- **Required work**
Please give the number of lines in the listing that include the word "match", with no other words.

- **Available data**
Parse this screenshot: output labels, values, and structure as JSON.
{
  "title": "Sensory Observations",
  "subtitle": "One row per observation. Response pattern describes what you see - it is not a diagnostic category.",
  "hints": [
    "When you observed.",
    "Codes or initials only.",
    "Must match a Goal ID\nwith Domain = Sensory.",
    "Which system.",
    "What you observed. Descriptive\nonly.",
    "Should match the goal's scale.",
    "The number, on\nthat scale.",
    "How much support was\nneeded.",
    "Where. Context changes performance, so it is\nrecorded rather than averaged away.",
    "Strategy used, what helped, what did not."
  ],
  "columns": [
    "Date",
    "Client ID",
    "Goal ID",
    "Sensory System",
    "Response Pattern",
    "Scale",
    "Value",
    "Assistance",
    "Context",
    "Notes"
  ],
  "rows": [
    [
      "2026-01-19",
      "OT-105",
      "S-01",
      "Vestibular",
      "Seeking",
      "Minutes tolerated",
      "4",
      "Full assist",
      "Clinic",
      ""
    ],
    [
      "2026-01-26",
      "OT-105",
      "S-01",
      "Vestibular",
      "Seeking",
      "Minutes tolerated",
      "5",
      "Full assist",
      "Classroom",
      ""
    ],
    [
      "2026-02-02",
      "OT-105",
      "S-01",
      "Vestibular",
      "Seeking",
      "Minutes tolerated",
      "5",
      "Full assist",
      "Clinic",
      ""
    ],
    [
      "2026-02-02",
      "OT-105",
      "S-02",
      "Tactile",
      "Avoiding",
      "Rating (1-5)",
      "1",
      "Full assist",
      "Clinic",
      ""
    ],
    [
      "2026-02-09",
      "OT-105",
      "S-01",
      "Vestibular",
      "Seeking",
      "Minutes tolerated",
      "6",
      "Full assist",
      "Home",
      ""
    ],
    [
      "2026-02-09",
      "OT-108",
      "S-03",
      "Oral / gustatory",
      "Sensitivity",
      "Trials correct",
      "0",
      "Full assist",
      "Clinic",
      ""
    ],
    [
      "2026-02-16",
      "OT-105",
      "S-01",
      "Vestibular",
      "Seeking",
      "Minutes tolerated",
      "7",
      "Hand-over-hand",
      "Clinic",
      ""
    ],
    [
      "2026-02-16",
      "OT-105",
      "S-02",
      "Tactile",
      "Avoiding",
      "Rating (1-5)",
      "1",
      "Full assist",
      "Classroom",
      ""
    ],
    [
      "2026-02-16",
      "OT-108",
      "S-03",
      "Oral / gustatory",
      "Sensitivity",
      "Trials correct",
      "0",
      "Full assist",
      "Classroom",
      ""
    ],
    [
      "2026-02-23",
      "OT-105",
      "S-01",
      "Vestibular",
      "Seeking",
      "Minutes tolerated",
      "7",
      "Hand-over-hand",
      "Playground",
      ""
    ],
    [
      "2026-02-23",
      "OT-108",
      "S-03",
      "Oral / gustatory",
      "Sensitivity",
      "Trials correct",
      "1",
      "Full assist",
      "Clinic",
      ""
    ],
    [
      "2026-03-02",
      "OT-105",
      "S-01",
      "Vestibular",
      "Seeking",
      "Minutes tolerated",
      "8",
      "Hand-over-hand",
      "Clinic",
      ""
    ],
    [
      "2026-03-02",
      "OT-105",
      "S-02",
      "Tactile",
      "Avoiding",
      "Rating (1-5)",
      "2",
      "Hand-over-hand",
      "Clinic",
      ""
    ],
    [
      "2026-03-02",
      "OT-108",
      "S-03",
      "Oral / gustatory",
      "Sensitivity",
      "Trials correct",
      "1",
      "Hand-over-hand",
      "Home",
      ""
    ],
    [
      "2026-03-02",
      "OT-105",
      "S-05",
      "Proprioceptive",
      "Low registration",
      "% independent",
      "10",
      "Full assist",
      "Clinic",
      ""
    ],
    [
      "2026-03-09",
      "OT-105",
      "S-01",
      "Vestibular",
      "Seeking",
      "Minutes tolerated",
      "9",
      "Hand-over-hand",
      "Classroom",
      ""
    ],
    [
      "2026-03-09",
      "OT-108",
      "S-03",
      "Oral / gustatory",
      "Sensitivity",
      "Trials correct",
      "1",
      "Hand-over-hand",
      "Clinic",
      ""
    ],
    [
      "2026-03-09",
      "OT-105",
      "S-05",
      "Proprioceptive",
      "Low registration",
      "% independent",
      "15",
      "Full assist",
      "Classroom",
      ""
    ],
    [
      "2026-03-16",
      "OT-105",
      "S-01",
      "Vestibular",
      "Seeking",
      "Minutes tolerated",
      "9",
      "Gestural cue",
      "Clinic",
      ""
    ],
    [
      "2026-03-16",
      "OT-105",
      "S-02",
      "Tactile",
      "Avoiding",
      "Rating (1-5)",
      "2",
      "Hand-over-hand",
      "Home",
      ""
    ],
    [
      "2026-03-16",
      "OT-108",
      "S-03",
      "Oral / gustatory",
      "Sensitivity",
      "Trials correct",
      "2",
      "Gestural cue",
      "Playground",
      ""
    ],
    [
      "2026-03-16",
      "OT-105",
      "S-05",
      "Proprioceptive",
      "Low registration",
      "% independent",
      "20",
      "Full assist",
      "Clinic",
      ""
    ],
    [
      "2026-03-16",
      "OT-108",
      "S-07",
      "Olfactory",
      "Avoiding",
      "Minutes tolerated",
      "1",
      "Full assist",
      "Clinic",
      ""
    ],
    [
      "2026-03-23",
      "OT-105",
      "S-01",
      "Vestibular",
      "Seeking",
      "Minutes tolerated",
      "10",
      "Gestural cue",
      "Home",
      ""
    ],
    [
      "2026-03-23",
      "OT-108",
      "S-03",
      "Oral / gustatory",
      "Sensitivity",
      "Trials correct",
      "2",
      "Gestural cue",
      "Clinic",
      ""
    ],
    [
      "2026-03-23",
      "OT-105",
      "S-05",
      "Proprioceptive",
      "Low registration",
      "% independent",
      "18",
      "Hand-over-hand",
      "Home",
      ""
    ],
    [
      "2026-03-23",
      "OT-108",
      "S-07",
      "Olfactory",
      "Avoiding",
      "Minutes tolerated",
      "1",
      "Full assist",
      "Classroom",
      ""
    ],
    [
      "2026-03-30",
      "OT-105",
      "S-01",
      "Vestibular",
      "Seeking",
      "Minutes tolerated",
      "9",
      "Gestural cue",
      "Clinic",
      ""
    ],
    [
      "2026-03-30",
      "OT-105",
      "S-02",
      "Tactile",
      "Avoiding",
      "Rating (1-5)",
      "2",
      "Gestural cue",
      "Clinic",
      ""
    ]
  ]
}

- **Exercise response**
2